**INSTRUCTIONS FOR THE TASK**:
If a line of the data below contains the string "Install", copy it into your answer.

**SUPPLIED RECORDS**:
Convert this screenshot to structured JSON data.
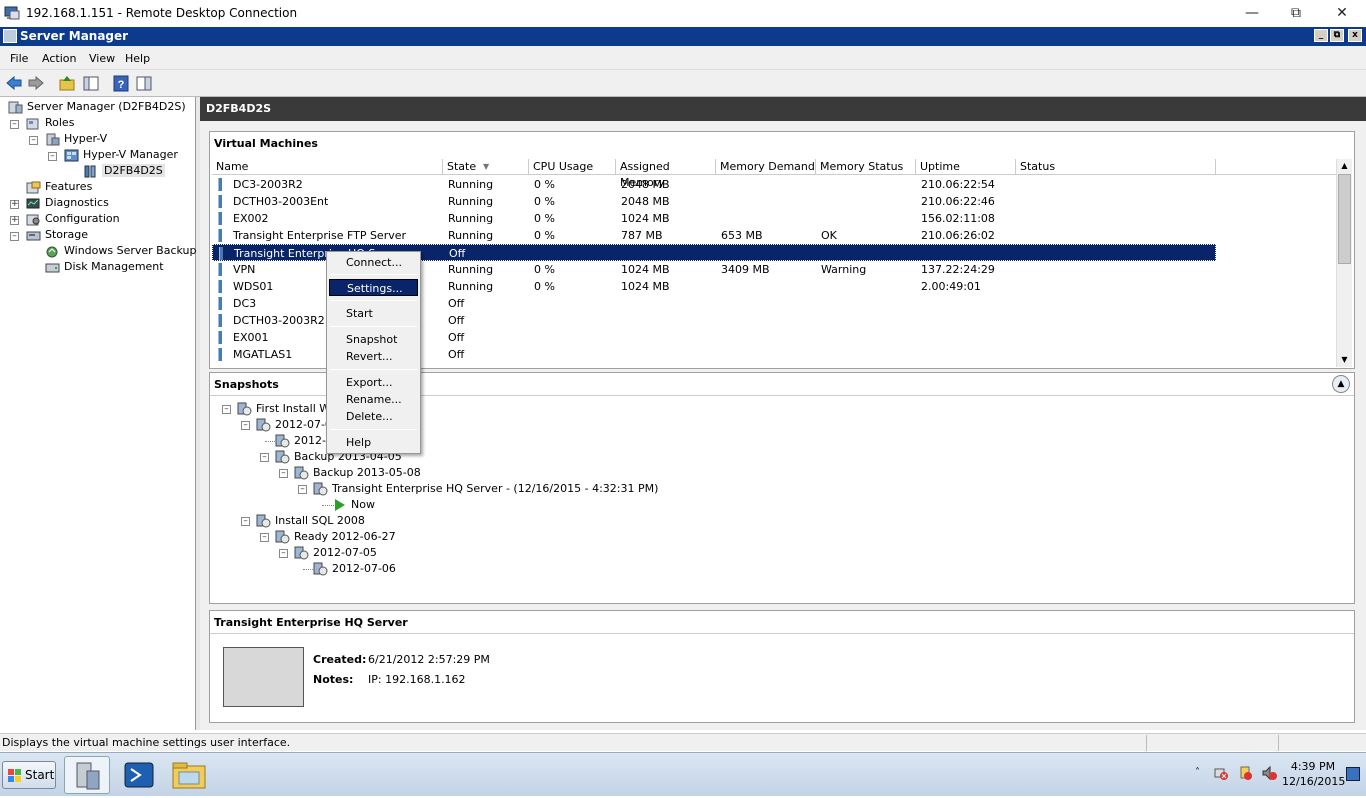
{
  "rdp": {
    "title": "192.168.1.151 - Remote Desktop Connection"
  },
  "app": {
    "title": "Server Manager"
  },
  "menu": [
    "File",
    "Action",
    "View",
    "Help"
  ],
  "tree": {
    "root": "Server Manager (D2FB4D2S)",
    "roles": "Roles",
    "hyperv": "Hyper-V",
    "hyperv_manager": "Hyper-V Manager",
    "host": "D2FB4D2S",
    "features": "Features",
    "diagnostics": "Diagnostics",
    "configuration": "Configuration",
    "storage": "Storage",
    "backup": "Windows Server Backup",
    "disk": "Disk Management"
  },
  "main": {
    "header": "D2FB4D2S"
  },
  "vm_panel": {
    "title": "Virtual Machines",
    "columns": [
      "Name",
      "State",
      "CPU Usage",
      "Assigned Memory",
      "Memory Demand",
      "Memory Status",
      "Uptime",
      "Status"
    ],
    "rows": [
      {
        "name": "DC3-2003R2",
        "state": "Running",
        "cpu": "0 %",
        "assigned": "2048 MB",
        "demand": "",
        "mstatus": "",
        "uptime": "210.06:22:54",
        "status": ""
      },
      {
        "name": "DCTH03-2003Ent",
        "state": "Running",
        "cpu": "0 %",
        "assigned": "2048 MB",
        "demand": "",
        "mstatus": "",
        "uptime": "210.06:22:46",
        "status": ""
      },
      {
        "name": "EX002",
        "state": "Running",
        "cpu": "0 %",
        "assigned": "1024 MB",
        "demand": "",
        "mstatus": "",
        "uptime": "156.02:11:08",
        "status": ""
      },
      {
        "name": "Transight Enterprise FTP Server",
        "state": "Running",
        "cpu": "0 %",
        "assigned": "787 MB",
        "demand": "653 MB",
        "mstatus": "OK",
        "uptime": "210.06:26:02",
        "status": ""
      },
      {
        "name": "Transight Enterprise HQ Server",
        "state": "Off",
        "cpu": "",
        "assigned": "",
        "demand": "",
        "mstatus": "",
        "uptime": "",
        "status": ""
      },
      {
        "name": "VPN",
        "state": "Running",
        "cpu": "0 %",
        "assigned": "1024 MB",
        "demand": "3409 MB",
        "mstatus": "Warning",
        "uptime": "137.22:24:29",
        "status": ""
      },
      {
        "name": "WDS01",
        "state": "Running",
        "cpu": "0 %",
        "assigned": "1024 MB",
        "demand": "",
        "mstatus": "",
        "uptime": "2.00:49:01",
        "status": ""
      },
      {
        "name": "DC3",
        "state": "Off",
        "cpu": "",
        "assigned": "",
        "demand": "",
        "mstatus": "",
        "uptime": "",
        "status": ""
      },
      {
        "name": "DCTH03-2003R2",
        "state": "Off",
        "cpu": "",
        "assigned": "",
        "demand": "",
        "mstatus": "",
        "uptime": "",
        "status": ""
      },
      {
        "name": "EX001",
        "state": "Off",
        "cpu": "",
        "assigned": "",
        "demand": "",
        "mstatus": "",
        "uptime": "",
        "status": ""
      },
      {
        "name": "MGATLAS1",
        "state": "Off",
        "cpu": "",
        "assigned": "",
        "demand": "",
        "mstatus": "",
        "uptime": "",
        "status": ""
      }
    ],
    "selected_index": 4
  },
  "context_menu": {
    "items": [
      "Connect...",
      "Settings...",
      "Start",
      "Snapshot",
      "Revert...",
      "Export...",
      "Rename...",
      "Delete...",
      "Help"
    ],
    "highlighted": "Settings..."
  },
  "snapshots": {
    "title": "Snapshots",
    "nodes": [
      {
        "label": "First Install Wir",
        "depth": 0
      },
      {
        "label": "2012-07-0",
        "depth": 1
      },
      {
        "label": "2012-0",
        "depth": 2
      },
      {
        "label": "Backup 2013-04-05",
        "depth": 2
      },
      {
        "label": "Backup 2013-05-08",
        "depth": 3
      },
      {
        "label": "Transight Enterprise HQ Server - (12/16/2015 - 4:32:31 PM)",
        "depth": 4
      },
      {
        "label": "Now",
        "depth": 5
      },
      {
        "label": "Install SQL 2008",
        "depth": 1
      },
      {
        "label": "Ready 2012-06-27",
        "depth": 2
      },
      {
        "label": "2012-07-05",
        "depth": 3
      },
      {
        "label": "2012-07-06",
        "depth": 4
      }
    ]
  },
  "details": {
    "title": "Transight Enterprise HQ Server",
    "created_label": "Created:",
    "created_value": "6/21/2012 2:57:29 PM",
    "notes_label": "Notes:",
    "notes_value": "IP: 192.168.1.162"
  },
  "status": {
    "text": "Displays the virtual machine settings user interface."
  },
  "taskbar": {
    "start": "Start",
    "time": "4:39 PM",
    "date": "12/16/2015"
  },
  "colors": {
    "title_bar": "#0c3a8c",
    "selection": "#0a246a",
    "header_dark": "#3a3a3a"
  }
}
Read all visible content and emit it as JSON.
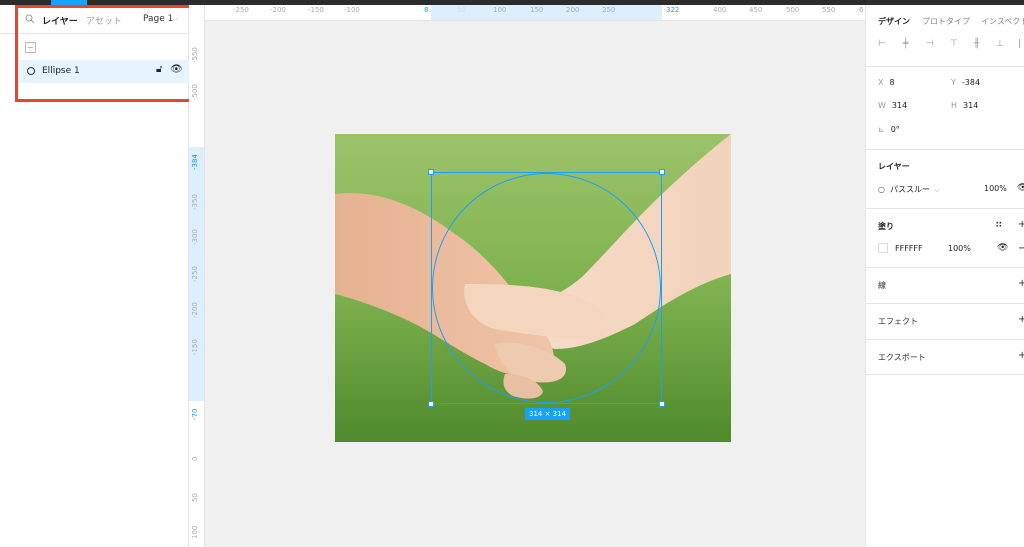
{
  "left_panel": {
    "tab_layers": "レイヤー",
    "tab_assets": "アセット",
    "page": "Page 1",
    "layer_name": "Ellipse 1"
  },
  "rulers": {
    "horizontal": [
      "-250",
      "-200",
      "-150",
      "-100",
      "8",
      "50",
      "100",
      "150",
      "200",
      "250",
      "322",
      "400",
      "450",
      "500",
      "550",
      "6"
    ],
    "vertical": [
      "-550",
      "-500",
      "-384",
      "-350",
      "-300",
      "-250",
      "-200",
      "-150",
      "-70",
      "0",
      "50",
      "100"
    ]
  },
  "canvas": {
    "size_badge": "314 × 314"
  },
  "right_panel": {
    "tab_design": "デザイン",
    "tab_prototype": "プロトタイプ",
    "tab_inspect": "インスペクト",
    "x_label": "X",
    "x_value": "8",
    "y_label": "Y",
    "y_value": "-384",
    "w_label": "W",
    "w_value": "314",
    "h_label": "H",
    "h_value": "314",
    "rotation": "0°",
    "layer_title": "レイヤー",
    "blend_mode": "パススルー",
    "layer_opacity": "100%",
    "fill_title": "塗り",
    "fill_hex": "FFFFFF",
    "fill_opacity": "100%",
    "stroke_title": "線",
    "effect_title": "エフェクト",
    "export_title": "エクスポート"
  },
  "colors": {
    "accent": "#18a0fb",
    "highlight": "#e8472f"
  }
}
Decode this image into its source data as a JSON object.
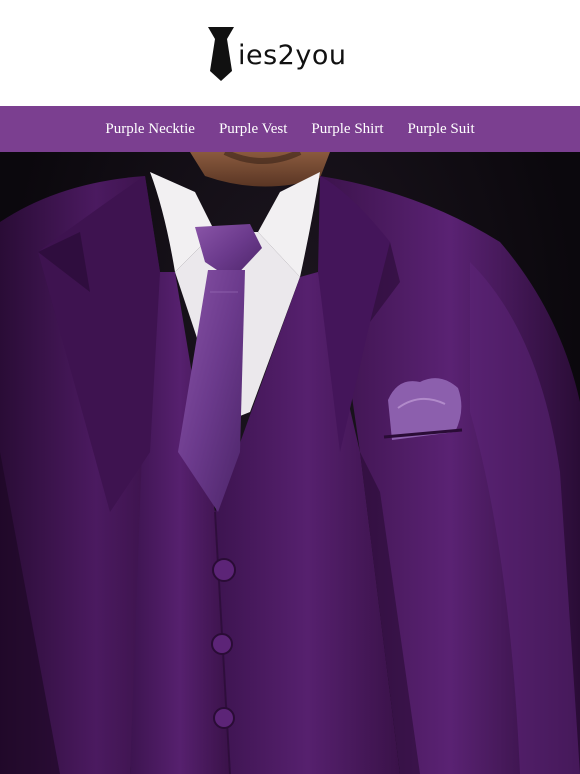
{
  "brand": {
    "logo_text": "ies2you",
    "logo_icon": "necktie-icon"
  },
  "nav": {
    "items": [
      {
        "label": "Purple Necktie"
      },
      {
        "label": "Purple Vest"
      },
      {
        "label": "Purple Shirt"
      },
      {
        "label": "Purple Suit"
      }
    ]
  },
  "hero": {
    "image": "man-in-purple-three-piece-suit",
    "colors": {
      "suit": "#4a1a5e",
      "suit_dark": "#2a0c36",
      "suit_light": "#6a2b82",
      "shirt": "#f2f0f2",
      "tie": "#6b3a8c",
      "nav": "#7b3f90"
    }
  }
}
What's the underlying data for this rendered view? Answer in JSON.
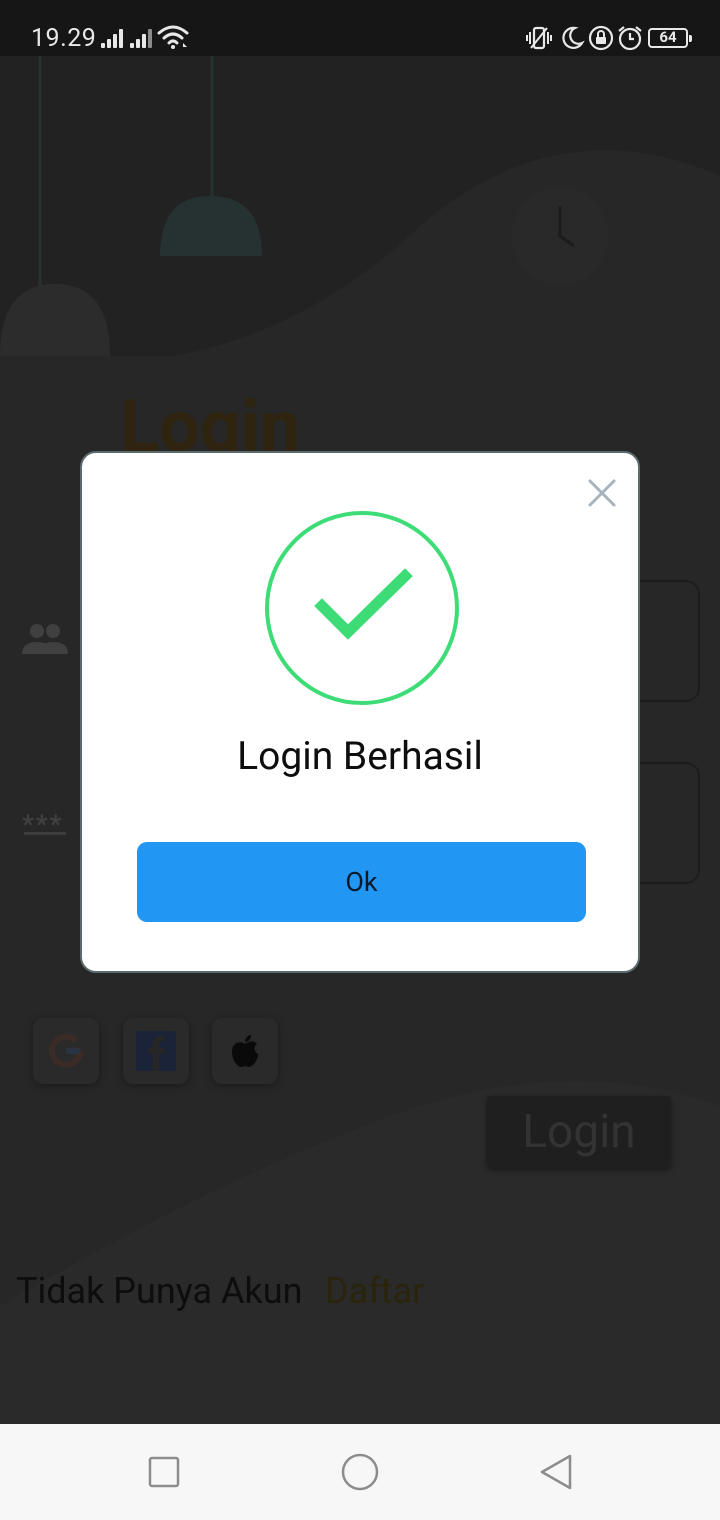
{
  "status_bar": {
    "time": "19.29",
    "battery": "64",
    "icons": [
      "signal-icon",
      "signal-icon",
      "wifi-icon",
      "vibrate-icon",
      "do-not-disturb-icon",
      "rotation-lock-icon",
      "alarm-icon",
      "battery-icon"
    ]
  },
  "background": {
    "title": "Login",
    "login_button": "Login",
    "no_account_text": "Tidak Punya Akun",
    "register_link": "Daftar",
    "social_buttons": [
      "google-icon",
      "facebook-icon",
      "apple-icon"
    ]
  },
  "dialog": {
    "message": "Login Berhasil",
    "ok_label": "Ok",
    "colors": {
      "success": "#3ddc76",
      "button": "#2196f3"
    }
  },
  "nav_bar": {
    "buttons": [
      "recents",
      "home",
      "back"
    ]
  }
}
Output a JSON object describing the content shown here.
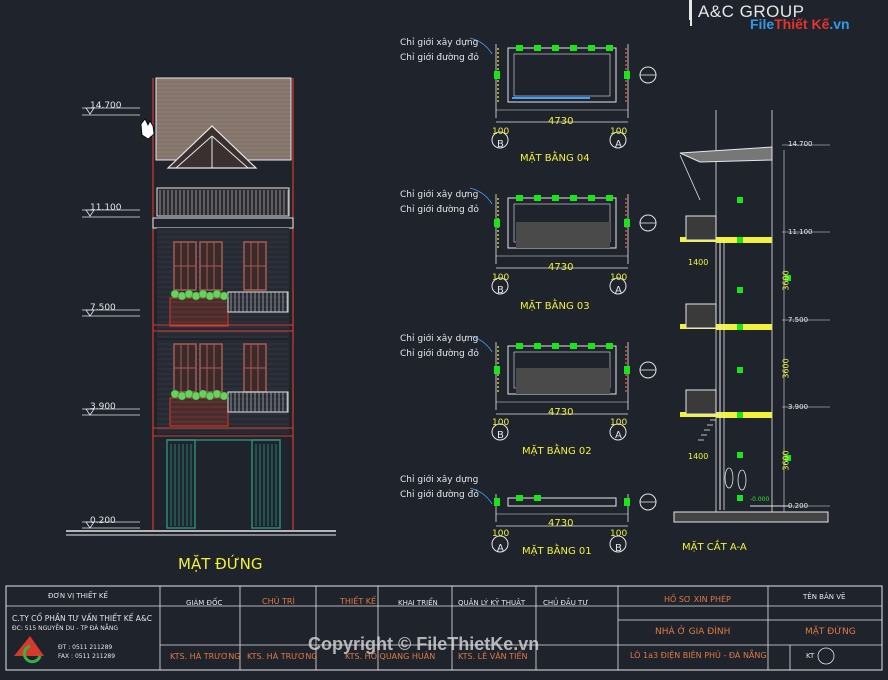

**TASK RESPONSE**:
        "label": "First Install Wir",
        "label": "Install SQL 2008",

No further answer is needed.